Baden-Baden, nestled between the French border and the Black Forest, is a jewel of 19th-century German spa architecture, with a famous casino (the gilt-and-chandelier adorned Kurhaus), extravagant bathhouses (most famously the imposing Friedrichsbad, where clothing is verboten), and a string of elegant cafés, restaurants and hotels.
Those seeking robust local cooking in old-fashioned surroundings should head for Le Bistro, where the menu is as traditional as the burgundy banquettes. Various kinds of flammkuchen (Alsace pizza) jostle with spätzle, rich, peppery goulash soup and, natürlich, sausages. These included a hearty version of currywurst, while a butter-bronzed Wiener schnitzel had a bowl of splendid pommes frites shoehorned onto its vast plate. Choose a Spätburgunder (Pinot Noir) from the good-value wine list: in Baden-Baden detox treatments are widely available, but can wait until after lunch.
A short stroll out of the town centre along the Oos river, however, change is afoot. Not from the outside – the façade of the Brenners Park-Hotel & Spa is as stately as it was in 1872 when it opened its doors – but the bar and restaurant have been transformed. Taking the “relaxed dining, serious kitchen” approach as a blueprint, Brenners engaged designer Robert Angell (Simpson’s in the Strand, The Collins Room at the Berkeley) to shake out any Miss Havisham-style cobwebs and usher Brenners into a new era.
Now known as Fritz & Felix (a German cartoon fox and hare), the restaurant’s clubby, chintz-free bar and dining room encompass both classicism (opulent, brass-railed banquettes, parquet floor) and modernity (playful chandeliers, abstract canvases and semi-open kitchen).
The menu is more innovative still with an emphasis on vegetables. Fashionably loose-limbed, with ample opportunity for sharing, it featured – on my visit – eight vegetarian dishes: roasted cauliflower, for instance, anointed with runny egg yolk, strewn with chives and brittle tempura florets, or “Vegetable Garden”, a joyous assembly of vegetable crisps, figs, radishes, herbs and crosnes (Chinese artichokes).
Fish is a strong suit too: there was char, vibrantly sauced with beetroot, tarragon and horseradish, and Black Forest trout, partnered by a rich foam of potato and brown butter, sharpened with a slug of verjus. Nor are carnivores neglected: top-notch ravioli were stuffed with duck ragù and slathered with beurre noisette and sage; shoulder of acorn-fed Ibérico pork was paired with a smoky pimentón sauce; tarte flambée (aka flammkuchen) came with Black Forest ham and mushrooms.

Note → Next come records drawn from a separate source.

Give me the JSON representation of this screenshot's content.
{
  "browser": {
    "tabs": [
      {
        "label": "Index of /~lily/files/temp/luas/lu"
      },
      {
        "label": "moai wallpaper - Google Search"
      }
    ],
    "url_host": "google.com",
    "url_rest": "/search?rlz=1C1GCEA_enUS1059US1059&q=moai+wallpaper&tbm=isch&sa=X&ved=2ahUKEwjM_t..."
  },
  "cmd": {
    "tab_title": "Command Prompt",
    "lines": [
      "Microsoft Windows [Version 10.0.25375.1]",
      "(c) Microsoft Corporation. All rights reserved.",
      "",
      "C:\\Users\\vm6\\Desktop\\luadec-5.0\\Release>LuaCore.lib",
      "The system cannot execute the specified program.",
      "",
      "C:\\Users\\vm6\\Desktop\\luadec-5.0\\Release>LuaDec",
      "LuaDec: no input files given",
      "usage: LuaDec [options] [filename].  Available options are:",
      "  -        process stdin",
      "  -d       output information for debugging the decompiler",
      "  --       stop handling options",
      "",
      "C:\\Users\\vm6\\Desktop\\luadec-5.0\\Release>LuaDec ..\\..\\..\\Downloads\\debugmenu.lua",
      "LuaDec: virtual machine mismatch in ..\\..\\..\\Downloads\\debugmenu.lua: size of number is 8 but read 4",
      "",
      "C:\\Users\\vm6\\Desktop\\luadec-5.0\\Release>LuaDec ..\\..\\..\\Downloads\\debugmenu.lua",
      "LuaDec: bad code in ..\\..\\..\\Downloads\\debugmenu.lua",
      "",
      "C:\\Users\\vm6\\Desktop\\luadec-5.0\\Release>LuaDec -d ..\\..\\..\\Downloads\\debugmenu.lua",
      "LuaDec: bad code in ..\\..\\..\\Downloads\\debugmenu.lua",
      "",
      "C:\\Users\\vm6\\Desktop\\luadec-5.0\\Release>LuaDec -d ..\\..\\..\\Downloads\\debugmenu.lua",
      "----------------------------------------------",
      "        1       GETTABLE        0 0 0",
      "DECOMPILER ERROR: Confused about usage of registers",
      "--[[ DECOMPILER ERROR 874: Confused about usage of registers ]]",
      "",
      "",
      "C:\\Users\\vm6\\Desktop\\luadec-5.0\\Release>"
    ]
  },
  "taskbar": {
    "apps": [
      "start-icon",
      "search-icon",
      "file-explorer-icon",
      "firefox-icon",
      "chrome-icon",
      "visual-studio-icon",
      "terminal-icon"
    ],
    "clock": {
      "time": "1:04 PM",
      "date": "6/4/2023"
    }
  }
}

Visitors to Baden-Baden may submit to the strictures of their therapists and masseurs, but Fritz & Felix’s staff are a much more accommodating bunch. Eat healthily, eat heartily… or – for the full treatment – do both.